Pancreatic cancer is the fourth most common cause of cancer deaths in the U.S. The overall 5-year survival rate is 8.5%. Glypican-1 (GPC1) is a cell surface heparan sulfate proteoglycan protein overexpressed in pancreatic cancer. Due to preferential expression, GPC1 represents a potential candidate for targeted therapy for pancreatic cancer and other GPC1-expressing cancers, such as prostate.

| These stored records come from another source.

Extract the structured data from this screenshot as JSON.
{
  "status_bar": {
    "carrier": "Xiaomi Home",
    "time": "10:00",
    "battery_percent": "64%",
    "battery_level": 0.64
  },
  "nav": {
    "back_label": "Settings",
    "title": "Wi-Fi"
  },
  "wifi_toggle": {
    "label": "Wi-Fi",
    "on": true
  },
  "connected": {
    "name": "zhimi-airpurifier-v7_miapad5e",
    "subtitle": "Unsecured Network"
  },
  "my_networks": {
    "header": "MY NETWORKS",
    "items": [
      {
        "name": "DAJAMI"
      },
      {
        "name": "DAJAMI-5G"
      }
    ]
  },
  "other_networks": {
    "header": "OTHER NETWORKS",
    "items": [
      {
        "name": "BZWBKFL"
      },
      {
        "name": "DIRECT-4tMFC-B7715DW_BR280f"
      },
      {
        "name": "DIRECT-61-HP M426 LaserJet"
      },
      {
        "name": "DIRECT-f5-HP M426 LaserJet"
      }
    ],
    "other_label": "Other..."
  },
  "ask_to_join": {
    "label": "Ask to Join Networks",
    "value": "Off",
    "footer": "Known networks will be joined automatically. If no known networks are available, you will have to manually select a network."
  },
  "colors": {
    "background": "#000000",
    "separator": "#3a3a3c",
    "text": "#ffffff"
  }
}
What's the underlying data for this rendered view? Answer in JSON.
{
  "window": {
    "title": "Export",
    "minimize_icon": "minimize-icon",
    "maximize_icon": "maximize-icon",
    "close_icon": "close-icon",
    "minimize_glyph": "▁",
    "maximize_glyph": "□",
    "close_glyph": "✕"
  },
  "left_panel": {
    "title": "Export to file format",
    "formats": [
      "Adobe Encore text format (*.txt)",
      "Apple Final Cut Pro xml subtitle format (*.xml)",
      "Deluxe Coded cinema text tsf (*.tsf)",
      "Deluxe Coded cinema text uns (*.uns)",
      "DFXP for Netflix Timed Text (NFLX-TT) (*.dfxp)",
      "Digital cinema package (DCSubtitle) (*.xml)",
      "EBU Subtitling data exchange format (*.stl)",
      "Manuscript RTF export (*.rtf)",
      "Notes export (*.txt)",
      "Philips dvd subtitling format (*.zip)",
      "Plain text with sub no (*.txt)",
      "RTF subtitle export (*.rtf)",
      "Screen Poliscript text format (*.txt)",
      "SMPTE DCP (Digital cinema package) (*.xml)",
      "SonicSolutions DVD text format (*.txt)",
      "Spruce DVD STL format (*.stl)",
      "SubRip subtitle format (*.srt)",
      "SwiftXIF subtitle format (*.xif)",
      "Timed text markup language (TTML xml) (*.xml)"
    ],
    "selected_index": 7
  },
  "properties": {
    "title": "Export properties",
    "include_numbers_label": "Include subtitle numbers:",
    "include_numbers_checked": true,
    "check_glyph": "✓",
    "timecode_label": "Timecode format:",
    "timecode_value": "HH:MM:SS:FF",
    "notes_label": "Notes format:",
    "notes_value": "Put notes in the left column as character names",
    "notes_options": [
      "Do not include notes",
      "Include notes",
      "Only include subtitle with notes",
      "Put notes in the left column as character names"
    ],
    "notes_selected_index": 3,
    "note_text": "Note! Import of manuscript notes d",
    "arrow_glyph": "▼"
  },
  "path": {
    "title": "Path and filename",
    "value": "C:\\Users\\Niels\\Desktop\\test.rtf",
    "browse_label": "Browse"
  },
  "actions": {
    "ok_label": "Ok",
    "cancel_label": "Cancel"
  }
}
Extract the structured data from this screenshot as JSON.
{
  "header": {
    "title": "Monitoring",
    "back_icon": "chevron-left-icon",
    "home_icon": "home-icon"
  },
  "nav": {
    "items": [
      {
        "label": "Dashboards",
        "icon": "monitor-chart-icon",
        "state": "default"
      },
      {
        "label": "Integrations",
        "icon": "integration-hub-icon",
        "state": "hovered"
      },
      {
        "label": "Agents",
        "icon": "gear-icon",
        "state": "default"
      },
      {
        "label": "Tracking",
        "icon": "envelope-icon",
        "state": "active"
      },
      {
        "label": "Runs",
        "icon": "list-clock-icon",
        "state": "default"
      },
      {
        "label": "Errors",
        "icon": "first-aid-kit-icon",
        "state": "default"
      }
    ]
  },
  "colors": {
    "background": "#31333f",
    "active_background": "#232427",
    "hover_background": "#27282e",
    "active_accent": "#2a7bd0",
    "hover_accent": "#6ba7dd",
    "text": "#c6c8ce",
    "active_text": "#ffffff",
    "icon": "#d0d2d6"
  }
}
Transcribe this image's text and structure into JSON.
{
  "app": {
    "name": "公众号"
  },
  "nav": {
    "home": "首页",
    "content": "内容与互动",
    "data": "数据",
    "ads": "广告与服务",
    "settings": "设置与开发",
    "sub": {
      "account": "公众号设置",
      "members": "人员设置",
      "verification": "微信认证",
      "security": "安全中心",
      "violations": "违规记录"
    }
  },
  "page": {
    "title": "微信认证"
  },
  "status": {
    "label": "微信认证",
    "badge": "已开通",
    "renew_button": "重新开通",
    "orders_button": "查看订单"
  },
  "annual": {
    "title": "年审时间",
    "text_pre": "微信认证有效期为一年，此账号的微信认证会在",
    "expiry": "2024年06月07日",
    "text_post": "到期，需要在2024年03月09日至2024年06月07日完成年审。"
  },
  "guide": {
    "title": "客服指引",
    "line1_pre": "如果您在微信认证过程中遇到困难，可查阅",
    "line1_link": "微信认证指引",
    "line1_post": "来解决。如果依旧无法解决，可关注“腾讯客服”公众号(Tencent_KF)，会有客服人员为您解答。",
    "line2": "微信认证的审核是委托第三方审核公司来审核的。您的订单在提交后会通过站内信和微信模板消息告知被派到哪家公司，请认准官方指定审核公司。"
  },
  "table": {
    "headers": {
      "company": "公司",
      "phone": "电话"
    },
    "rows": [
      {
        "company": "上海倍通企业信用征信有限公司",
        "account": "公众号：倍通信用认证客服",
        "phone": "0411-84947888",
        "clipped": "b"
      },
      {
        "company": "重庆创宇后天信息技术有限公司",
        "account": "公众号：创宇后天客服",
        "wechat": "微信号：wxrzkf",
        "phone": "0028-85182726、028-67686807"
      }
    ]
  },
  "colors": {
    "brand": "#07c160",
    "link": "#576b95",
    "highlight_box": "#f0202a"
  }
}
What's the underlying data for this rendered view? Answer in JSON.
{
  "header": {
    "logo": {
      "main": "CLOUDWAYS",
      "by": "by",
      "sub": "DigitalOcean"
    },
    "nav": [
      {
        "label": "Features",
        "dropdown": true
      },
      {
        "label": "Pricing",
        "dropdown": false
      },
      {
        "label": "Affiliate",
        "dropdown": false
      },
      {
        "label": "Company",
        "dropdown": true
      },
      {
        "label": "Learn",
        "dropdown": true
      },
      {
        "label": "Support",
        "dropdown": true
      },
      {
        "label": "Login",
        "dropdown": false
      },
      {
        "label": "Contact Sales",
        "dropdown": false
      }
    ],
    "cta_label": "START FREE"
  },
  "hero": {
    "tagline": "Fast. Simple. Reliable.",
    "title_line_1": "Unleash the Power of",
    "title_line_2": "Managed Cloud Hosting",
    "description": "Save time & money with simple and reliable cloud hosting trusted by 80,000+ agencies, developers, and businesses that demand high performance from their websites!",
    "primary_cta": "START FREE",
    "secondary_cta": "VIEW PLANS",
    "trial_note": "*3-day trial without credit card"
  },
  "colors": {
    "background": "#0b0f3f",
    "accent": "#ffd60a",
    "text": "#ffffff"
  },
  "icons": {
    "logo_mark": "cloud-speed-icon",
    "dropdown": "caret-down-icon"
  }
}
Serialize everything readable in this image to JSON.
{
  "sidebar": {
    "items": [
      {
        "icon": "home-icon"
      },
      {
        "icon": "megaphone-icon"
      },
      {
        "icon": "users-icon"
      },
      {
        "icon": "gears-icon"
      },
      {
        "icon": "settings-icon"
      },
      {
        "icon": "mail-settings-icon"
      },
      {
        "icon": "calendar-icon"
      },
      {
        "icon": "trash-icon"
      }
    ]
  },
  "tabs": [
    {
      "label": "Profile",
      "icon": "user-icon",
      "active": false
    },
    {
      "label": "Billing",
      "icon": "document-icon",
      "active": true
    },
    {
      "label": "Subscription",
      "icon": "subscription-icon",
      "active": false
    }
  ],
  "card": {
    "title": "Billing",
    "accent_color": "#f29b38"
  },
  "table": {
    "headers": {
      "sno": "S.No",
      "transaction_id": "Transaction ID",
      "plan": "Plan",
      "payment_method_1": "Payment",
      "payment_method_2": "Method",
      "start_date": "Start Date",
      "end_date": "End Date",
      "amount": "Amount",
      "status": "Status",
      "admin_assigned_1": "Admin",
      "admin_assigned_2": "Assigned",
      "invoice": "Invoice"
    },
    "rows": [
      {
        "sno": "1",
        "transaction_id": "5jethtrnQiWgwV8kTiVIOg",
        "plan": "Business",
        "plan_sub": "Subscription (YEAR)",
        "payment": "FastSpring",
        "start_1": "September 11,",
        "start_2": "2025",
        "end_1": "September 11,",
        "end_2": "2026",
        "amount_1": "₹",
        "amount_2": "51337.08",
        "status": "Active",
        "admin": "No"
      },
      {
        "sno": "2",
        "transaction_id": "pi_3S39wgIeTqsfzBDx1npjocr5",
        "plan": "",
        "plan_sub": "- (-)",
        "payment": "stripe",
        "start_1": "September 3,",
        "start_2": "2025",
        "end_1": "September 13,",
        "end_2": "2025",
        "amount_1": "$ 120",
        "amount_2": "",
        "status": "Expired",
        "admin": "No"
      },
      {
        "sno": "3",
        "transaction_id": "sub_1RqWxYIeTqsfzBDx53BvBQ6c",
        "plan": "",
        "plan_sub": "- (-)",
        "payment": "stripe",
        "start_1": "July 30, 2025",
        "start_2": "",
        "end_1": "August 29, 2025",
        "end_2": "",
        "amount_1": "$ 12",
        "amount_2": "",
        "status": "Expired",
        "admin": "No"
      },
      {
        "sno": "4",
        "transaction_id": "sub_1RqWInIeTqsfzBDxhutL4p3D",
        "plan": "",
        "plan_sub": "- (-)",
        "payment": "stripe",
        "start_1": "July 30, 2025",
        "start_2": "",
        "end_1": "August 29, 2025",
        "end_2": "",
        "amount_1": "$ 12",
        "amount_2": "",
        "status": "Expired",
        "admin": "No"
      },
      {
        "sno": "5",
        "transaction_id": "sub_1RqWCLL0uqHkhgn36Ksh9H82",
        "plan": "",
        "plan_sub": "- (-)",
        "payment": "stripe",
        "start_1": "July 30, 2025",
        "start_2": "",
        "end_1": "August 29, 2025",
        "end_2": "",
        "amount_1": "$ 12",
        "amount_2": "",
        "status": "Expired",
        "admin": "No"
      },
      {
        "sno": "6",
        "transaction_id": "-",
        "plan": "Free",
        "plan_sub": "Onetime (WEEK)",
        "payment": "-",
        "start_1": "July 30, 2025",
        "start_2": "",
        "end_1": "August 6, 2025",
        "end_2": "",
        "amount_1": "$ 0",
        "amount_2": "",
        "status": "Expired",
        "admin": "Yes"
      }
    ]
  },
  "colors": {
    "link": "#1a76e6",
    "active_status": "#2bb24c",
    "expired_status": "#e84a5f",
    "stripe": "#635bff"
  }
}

Researchers at National Cancer Institute (NCI) developed novel Chimeric Antigen Receptors (CARs) specific for GPC1 that include short Immunoglobulin subclass 4 (IgG4) hinge sequences between the extracellular antigen recognition domain and the transmembrane domain. Hinge changes in CAR design can achieve the threshold of antigen density required for optimal CAR-T cell activity. Significantly, the optimized GPC1-IgG4 hinge CARs have shown rapid and complete tumor regression in mouse models.